A second attacker blew himself up near the entrance to the hotel lobby, and the third attacker made it inside the hotel and shot his way through the lobby and toward the gym, Saleh said. The third attacker wore a police uniform and an explosive vest, he said.
More than 30 U.S. soldiers in a half-dozen Humvees rushed to the scene, and security personnel from the nearby U.S. Embassy ran through the hotel in search of Americans.
Thor Hesla, 45, of Atlanta, was among the dead, friends and his company said Tuesday. Hesla worked for BearingPoint Management & Technology Consultants, which had a contract with the U.S. Agency for International Development to help Afghanistan rebuild, a company spokesman said.
Samina Ahmed, the South Asia project director for the International Crisis Group, was in her hotel room when the attack began. She said a hotel employee led her to the basement but there was little protection until U.S. troops arrived.
The attack "certainly is a demonstration of intent by the Taliban to make their presence felt, and it also counters in a lot of ways this growing talk that they're responsible actors and let's include them in the (peace negotiations) process," said Ahmed.
Saleh said the attack was masterminded by Mullah Abdullah, a close ally of Pakistani militant leader Siraj Haqqani. Haqqani is thought to be based in Miran Shah, the main town in Pakistan's lawless tribal region of North Waziristan and the U.S. military has a $200,000 bounty out on him. Saleh said he did not known whether Abdullah is Afghan or Pakistani.
Saleh displayed a picture taken from the hotel's security cameras showing the gunman disguised in a police uniform inside the hotel lobby.
"The third person, after killing a number of the guests, maybe he changed his mind for some reason, he didn't detonate himself," Saleh said. "He changed his clothes and later when security forces searched the premises, he was arrested."
Authorities raided a house in Kabul early Tuesday where the alleged attackers had spent the night before the attack. Police found a video showing two of the assailants, identified as Farouq and Salahuddin, saying they were ready to die.

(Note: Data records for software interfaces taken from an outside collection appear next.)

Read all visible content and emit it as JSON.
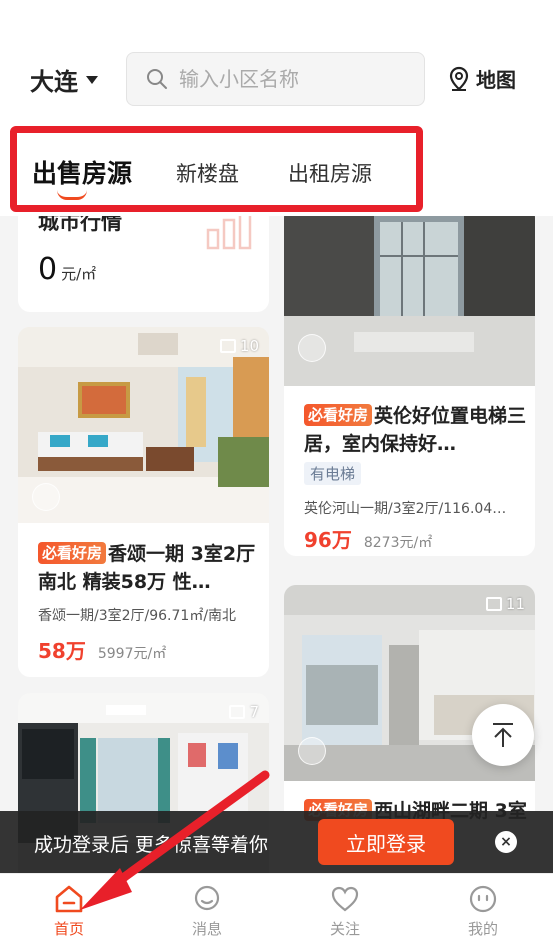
{
  "header": {
    "city": "大连",
    "search_placeholder": "输入小区名称",
    "map_label": "地图"
  },
  "tabs": [
    {
      "label": "出售房源",
      "active": true
    },
    {
      "label": "新楼盘",
      "active": false
    },
    {
      "label": "出租房源",
      "active": false
    }
  ],
  "market": {
    "title": "城市行情",
    "price_value": "0",
    "price_unit": "元/㎡"
  },
  "listings": [
    {
      "image_count": "10",
      "badge": "必看好房",
      "title": "香颂一期 3室2厅 南北 精装58万 性…",
      "tag": "",
      "meta": "香颂一期/3室2厅/96.71㎡/南北",
      "total": "58万",
      "unit_price": "5997元/㎡"
    },
    {
      "image_count": "",
      "badge": "必看好房",
      "title": "英伦好位置电梯三居，室内保持好…",
      "tag": "有电梯",
      "meta": "英伦河山一期/3室2厅/116.04…",
      "total": "96万",
      "unit_price": "8273元/㎡"
    },
    {
      "image_count": "7"
    },
    {
      "image_count": "11",
      "badge": "必看好房",
      "title": "西山湖畔二期 3室"
    }
  ],
  "login_banner": {
    "text": "成功登录后 更多惊喜等着你",
    "button": "立即登录"
  },
  "bottom_nav": [
    {
      "label": "首页",
      "icon": "home-icon",
      "active": true
    },
    {
      "label": "消息",
      "icon": "message-icon",
      "active": false
    },
    {
      "label": "关注",
      "icon": "heart-icon",
      "active": false
    },
    {
      "label": "我的",
      "icon": "profile-icon",
      "active": false
    }
  ],
  "colors": {
    "accent": "#f04a1f",
    "price_red": "#f0412e",
    "highlight_red": "#e8202a"
  }
}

"I commit this suicide attack for Allah," the attacker named Farouq said on the video. He was the one believed to have blown himself up during the attack.

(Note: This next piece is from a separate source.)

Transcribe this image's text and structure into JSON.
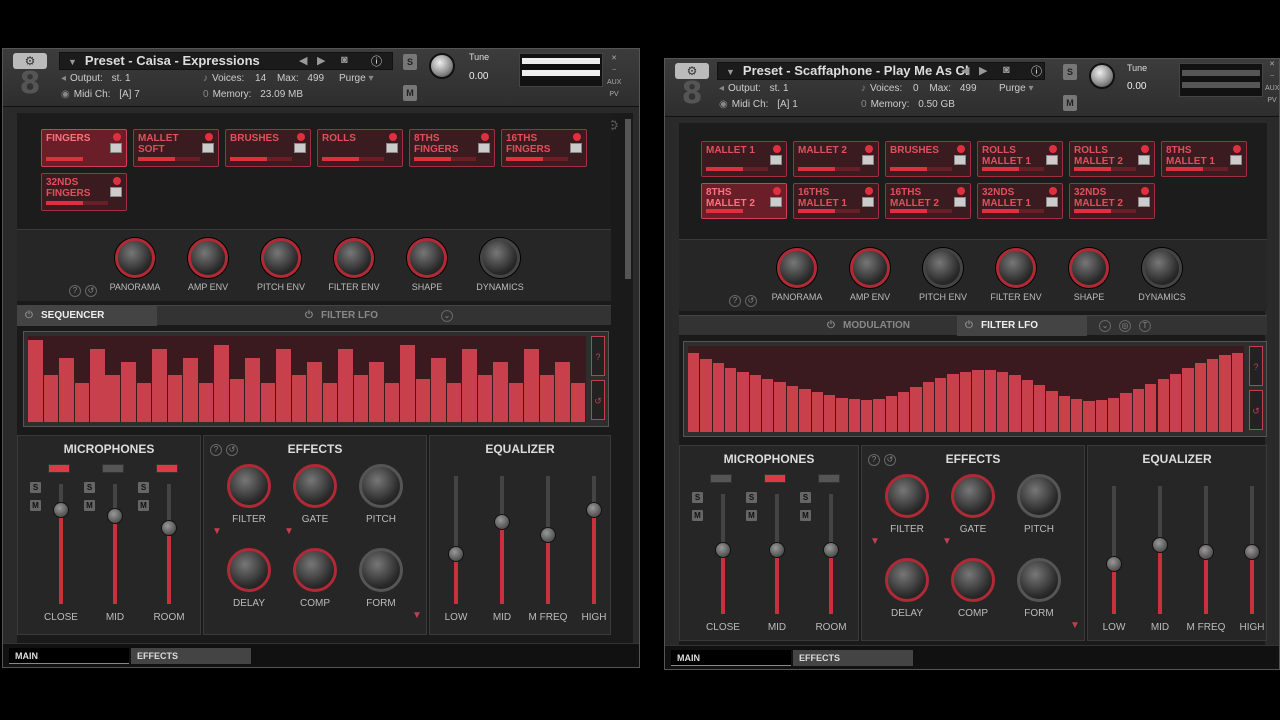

Associated Press writers Noor Khan in Kandahar and Amir Shah and Fisnik Abrashi in Kabul contributed to this report.